··· ENTRIES SUPPLIED
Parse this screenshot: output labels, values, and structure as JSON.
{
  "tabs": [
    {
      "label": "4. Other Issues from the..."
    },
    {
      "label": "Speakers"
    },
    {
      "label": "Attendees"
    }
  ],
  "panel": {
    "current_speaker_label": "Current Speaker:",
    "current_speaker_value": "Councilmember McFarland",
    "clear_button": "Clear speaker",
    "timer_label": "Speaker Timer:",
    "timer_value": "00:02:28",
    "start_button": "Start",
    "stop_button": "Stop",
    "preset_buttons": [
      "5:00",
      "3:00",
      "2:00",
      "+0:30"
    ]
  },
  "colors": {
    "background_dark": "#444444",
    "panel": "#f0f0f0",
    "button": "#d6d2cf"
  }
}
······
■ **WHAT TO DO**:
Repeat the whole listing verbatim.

■ **ANSWER**:
Parse this screenshot: output labels, values, and structure as JSON.
{
  "tabs": [
    {
      "label": "4. Other Issues from the..."
    },
    {
      "label": "Speakers"
    },
    {
      "label": "Attendees"
    }
  ],
  "panel": {
    "current_speaker_label": "Current Speaker:",
    "current_speaker_value": "Councilmember McFarland",
    "clear_button": "Clear speaker",
    "timer_label": "Speaker Timer:",
    "timer_value": "00:02:28",
    "start_button": "Start",
    "stop_button": "Stop",
    "preset_buttons": [
      "5:00",
      "3:00",
      "2:00",
      "+0:30"
    ]
  },
  "colors": {
    "background_dark": "#444444",
    "panel": "#f0f0f0",
    "button": "#d6d2cf"
  }
}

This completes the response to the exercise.